No Template :: There is no template for raising up leaders – different things work for different people. Sometimes great things happen without us doing very much, other times it is a slog, no matter what techniques or methods we employ to get anything to happen! That is just life. We need to be consistent in life when stuff is going well and when it isn’t. What works in one place might not work in another.
However, while there might not be a “template” there are some steps as we raise people up:
I do it – yes you do it, make sure you really know how to do what it is you are going to raise someone else up in – if you don’t, get someone else to do the raising up.
I do it and you watch – get the person who you are investing in to watch you when you do it (lead a small group, take an assembly . . . etc) – de-brief after, make sure to highlight the things you could have done better, hadn’t thought about, don’t just say, “that is how to do it – watch and learn matey, watch and learn!”
You do it and I watch – get them to do it, while you watch (or do it together as an interim) then de-brief, focusing on the positive whilst gently mentioning the stuff that needs work.
You do it and someone else watches – the whole process can end with your input to someone unless you pass on this crucial message. When they have honed something and become really good at it – who are they going to raise up? Continue to create a culture of raising leaders by making sure the leaders you raise up do the same thing.

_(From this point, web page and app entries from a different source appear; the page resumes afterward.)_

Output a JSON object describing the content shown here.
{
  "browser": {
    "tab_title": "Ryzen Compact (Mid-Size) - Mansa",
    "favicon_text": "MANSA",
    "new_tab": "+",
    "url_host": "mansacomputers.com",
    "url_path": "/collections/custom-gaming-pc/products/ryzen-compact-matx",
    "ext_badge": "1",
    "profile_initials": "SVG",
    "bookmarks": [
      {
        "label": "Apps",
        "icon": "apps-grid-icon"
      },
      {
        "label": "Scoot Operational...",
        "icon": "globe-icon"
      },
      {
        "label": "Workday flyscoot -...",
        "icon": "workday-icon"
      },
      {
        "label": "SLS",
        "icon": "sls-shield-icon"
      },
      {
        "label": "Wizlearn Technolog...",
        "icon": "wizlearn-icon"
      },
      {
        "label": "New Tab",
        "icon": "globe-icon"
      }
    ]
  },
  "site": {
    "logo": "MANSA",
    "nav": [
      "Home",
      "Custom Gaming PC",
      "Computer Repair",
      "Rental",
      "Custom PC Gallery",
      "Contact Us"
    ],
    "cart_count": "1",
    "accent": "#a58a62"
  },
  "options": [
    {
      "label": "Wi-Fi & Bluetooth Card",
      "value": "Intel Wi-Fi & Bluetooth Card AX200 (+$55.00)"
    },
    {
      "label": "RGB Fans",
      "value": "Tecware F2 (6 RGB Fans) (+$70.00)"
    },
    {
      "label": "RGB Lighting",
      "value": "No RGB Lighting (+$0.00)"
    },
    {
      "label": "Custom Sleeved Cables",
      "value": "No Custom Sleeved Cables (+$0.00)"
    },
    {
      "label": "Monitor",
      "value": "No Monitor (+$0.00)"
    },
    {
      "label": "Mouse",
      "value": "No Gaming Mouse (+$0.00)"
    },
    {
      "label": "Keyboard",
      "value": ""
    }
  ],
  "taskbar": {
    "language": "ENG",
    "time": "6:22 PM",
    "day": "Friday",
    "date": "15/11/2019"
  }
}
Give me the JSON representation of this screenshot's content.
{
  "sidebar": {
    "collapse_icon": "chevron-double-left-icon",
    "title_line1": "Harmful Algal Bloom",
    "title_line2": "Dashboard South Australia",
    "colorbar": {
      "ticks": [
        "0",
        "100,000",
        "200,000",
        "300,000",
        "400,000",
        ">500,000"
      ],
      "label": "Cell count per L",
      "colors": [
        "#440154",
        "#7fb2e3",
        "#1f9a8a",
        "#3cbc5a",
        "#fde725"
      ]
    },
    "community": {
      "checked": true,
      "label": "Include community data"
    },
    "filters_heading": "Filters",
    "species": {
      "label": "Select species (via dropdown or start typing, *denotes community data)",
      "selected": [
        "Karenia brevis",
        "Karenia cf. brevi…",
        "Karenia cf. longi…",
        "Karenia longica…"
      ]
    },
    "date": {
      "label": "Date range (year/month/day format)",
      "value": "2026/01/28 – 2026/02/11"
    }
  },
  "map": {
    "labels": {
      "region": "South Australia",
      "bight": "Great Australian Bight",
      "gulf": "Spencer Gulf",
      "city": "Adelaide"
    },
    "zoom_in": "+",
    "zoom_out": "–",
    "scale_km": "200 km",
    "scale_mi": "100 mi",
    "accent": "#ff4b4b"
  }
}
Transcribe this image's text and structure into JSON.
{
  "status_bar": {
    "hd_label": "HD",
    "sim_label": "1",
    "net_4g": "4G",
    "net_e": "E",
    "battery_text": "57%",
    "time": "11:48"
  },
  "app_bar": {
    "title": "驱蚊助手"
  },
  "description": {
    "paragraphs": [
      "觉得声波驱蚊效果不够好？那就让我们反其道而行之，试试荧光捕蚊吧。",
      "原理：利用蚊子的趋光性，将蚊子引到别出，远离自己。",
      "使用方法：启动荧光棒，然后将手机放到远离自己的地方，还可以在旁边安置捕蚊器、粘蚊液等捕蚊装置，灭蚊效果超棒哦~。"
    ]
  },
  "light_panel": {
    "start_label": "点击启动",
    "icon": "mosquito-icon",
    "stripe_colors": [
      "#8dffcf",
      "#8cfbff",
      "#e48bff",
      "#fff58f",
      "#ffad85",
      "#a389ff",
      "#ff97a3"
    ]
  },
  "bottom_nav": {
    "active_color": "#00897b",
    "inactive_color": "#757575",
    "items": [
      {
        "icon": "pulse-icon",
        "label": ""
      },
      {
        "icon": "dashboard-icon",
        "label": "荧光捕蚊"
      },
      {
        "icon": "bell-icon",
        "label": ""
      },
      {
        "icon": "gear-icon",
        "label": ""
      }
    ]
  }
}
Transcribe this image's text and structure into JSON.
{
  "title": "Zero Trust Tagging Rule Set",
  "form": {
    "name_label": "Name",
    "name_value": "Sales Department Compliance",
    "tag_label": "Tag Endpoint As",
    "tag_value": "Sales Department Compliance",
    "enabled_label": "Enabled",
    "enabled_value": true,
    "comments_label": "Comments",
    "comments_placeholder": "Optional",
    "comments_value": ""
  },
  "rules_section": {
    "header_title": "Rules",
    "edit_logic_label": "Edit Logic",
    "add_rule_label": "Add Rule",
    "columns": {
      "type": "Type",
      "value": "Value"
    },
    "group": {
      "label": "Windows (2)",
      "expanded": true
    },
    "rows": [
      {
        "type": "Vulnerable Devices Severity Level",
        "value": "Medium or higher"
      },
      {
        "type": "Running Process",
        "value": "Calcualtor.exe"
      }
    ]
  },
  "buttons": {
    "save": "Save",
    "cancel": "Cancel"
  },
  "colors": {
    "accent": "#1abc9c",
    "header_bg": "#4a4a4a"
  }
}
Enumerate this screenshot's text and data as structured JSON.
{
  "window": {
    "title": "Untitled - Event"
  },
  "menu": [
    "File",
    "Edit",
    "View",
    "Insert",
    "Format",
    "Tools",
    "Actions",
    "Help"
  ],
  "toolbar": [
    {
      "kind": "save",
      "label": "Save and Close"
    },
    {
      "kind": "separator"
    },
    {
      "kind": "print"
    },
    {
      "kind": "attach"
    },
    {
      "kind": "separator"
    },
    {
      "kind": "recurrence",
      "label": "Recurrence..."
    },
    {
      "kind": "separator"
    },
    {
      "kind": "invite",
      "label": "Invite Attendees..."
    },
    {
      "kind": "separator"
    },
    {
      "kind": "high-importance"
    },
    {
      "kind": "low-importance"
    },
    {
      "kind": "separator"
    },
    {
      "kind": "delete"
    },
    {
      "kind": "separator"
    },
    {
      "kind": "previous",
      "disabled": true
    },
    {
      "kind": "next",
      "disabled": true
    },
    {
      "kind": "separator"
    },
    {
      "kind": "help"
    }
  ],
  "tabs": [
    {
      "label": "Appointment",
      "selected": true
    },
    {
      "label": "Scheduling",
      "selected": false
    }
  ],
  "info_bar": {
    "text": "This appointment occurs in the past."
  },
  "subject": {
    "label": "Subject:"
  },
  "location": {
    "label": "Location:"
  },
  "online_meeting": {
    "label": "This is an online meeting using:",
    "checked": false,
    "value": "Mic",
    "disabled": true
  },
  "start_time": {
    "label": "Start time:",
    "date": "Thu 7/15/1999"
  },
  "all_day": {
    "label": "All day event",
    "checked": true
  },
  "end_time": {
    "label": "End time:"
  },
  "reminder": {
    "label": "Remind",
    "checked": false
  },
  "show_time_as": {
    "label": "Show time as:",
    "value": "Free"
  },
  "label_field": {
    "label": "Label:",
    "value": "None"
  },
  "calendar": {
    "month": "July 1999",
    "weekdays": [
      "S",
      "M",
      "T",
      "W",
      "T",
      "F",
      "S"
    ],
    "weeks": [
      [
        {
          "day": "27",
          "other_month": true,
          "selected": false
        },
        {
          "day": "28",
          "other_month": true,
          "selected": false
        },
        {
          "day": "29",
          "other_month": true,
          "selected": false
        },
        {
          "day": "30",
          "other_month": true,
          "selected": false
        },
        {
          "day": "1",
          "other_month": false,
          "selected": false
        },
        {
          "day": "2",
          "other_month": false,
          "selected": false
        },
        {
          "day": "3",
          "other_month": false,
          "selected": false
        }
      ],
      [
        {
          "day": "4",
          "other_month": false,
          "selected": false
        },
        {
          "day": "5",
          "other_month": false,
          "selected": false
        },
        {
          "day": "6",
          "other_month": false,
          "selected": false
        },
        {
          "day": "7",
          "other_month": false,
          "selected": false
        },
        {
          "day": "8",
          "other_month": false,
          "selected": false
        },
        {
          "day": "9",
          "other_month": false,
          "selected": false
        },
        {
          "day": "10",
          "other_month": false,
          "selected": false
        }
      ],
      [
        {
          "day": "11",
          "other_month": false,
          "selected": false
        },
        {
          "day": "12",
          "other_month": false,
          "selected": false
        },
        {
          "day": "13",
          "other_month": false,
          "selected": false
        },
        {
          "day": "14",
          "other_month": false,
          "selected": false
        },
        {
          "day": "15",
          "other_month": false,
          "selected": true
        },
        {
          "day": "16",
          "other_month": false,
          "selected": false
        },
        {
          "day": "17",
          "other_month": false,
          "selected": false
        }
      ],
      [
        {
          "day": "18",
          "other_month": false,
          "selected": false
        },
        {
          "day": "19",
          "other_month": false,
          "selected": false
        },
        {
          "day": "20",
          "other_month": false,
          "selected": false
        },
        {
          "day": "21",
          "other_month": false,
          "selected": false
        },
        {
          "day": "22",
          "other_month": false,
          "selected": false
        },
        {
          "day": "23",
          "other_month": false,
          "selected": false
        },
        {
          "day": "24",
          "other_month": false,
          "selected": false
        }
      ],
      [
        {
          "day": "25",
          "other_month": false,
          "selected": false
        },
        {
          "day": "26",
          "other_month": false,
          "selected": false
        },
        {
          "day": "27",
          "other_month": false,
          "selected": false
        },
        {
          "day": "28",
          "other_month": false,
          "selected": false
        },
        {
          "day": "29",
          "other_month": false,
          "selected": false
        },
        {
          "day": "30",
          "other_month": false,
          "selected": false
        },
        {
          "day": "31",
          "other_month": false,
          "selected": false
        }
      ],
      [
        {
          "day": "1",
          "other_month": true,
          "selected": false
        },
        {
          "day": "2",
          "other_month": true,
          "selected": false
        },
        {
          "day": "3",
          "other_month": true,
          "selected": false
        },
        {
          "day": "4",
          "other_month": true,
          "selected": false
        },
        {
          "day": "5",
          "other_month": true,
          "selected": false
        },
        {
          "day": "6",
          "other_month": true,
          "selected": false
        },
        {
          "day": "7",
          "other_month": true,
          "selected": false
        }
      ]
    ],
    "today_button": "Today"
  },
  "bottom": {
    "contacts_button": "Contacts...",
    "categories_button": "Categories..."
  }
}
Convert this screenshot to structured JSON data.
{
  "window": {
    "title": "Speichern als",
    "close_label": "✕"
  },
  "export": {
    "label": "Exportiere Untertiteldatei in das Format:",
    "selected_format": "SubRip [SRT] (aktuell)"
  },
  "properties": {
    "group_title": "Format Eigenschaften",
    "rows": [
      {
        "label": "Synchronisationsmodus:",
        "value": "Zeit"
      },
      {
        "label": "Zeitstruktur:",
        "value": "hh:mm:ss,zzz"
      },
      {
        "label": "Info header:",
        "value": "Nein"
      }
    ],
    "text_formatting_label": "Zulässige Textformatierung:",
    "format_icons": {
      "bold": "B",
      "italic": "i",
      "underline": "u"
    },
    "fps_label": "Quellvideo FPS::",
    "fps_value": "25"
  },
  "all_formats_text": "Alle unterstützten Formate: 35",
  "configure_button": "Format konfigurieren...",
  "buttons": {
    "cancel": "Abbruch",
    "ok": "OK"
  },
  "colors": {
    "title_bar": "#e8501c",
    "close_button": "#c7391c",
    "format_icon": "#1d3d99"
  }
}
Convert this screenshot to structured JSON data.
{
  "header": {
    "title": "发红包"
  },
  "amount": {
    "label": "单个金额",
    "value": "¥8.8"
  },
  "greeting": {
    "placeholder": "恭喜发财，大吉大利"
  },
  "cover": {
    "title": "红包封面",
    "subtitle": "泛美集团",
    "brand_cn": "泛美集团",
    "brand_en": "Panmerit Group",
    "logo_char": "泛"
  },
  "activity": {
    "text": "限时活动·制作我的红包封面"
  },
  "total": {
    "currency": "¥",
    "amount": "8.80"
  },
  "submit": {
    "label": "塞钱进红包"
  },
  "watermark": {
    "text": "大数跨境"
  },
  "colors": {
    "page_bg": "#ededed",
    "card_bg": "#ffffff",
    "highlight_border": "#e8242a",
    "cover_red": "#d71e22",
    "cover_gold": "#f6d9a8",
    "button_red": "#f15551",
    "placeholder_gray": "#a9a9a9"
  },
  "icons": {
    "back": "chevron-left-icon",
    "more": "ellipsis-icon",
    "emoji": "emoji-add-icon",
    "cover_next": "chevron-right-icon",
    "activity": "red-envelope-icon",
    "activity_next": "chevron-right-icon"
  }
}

And Finally – The key thing to remember, especially in our current culture, is to be in the business of raising others up long term. Don’t experiment with peoples lives – seriously invest, seriously pray, as we gain perspective that looks across years rather than weeks we start to ask the question, “where will those I am working with now be in a decade” – we might even get a glimpse of what God has in store, and nothing is more exciting than seeing something take root in another person’s life and God begin to grow it, nurture it, and use that person – as you step back and let them lead – it will thrill you!